Food doesn't matter much in novels. Years will pass in a person's life without a single description of a snack. Not a moment between adverbs for a taco. No wonder so many characters in contemporary fiction are glum: They're not hopeless; they're hungry.
From NPR News, this is ALL THINGS CONSIDERED. I'm Melissa Block, with this accounting of the rapid pace of deal making in corporate America. This month alone, U.S. Airways and American Airlines merged, Comcast bought up NBC Universal, Warren Buffett teamed up with a Brazilian firm to buy the Heinz Company, and Michael Dell helped take the public company that bears his name private.
Afghan President Hamid Karzai issued a decree in 2009 banning violence against women. But the parliament, which is currently on its winter recess, has been unable to pass it and give it permanence as a law.
There's major disagreement on key provisions where Islamic and secular law come into conflict. And activists say the gains made in women's rights since the fall of the Taliban in 2001 are slipping away.
Masooda Karokhi, a female member of parliament, has been pushing to get the proposal through the male-dominated legislature.
There's an underground bunker at a radio station in Charlotte, N.C., where time has stopped. Built decades ago to provide safety and vital communications in the event of a nuclear attack, it's now a perfectly preserved relic of Cold War fear that's gained new relevance.
The secret bunker is part of the office lore that old-timers at WBT Radio whisper to the newbies.
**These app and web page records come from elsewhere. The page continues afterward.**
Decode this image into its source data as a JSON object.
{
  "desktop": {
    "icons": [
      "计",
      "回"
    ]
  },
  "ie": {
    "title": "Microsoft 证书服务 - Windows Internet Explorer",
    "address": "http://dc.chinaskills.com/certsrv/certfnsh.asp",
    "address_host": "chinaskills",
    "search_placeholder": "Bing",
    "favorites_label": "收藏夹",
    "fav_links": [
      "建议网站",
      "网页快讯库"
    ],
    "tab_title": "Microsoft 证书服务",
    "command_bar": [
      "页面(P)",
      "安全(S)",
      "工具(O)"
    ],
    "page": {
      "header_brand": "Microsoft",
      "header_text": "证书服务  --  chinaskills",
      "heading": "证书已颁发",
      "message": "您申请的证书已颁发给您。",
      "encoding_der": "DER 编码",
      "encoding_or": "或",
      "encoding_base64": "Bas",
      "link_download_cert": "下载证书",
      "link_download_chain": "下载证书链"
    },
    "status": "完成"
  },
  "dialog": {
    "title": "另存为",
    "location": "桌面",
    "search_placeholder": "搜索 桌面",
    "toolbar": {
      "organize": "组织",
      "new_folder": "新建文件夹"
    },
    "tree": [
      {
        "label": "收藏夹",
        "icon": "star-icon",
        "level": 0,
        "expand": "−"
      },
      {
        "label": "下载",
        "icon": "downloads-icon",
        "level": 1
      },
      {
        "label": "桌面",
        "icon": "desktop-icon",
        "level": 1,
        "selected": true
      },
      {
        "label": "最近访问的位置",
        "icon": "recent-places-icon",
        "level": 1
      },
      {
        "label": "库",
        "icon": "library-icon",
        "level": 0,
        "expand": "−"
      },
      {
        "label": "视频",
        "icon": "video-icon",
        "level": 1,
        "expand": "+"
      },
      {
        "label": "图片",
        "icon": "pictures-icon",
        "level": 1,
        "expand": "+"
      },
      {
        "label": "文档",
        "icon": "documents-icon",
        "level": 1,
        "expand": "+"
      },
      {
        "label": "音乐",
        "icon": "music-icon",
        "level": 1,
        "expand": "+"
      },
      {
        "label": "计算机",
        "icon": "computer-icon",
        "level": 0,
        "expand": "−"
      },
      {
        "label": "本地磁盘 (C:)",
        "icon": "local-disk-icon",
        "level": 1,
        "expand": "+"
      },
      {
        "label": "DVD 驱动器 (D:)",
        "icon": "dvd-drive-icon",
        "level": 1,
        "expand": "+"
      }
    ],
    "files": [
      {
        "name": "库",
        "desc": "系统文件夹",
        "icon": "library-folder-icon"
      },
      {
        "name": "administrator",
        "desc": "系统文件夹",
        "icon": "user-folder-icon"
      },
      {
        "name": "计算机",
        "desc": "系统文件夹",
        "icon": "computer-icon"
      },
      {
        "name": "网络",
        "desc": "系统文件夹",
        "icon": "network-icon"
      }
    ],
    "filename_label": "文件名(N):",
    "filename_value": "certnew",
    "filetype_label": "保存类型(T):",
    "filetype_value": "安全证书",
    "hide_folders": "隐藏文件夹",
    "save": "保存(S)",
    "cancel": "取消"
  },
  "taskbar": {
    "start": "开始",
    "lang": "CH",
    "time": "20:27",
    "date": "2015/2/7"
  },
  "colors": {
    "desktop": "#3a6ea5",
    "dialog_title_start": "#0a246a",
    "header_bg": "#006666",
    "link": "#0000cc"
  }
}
That's how radio host Mike Collins learned of it back in the 1980s.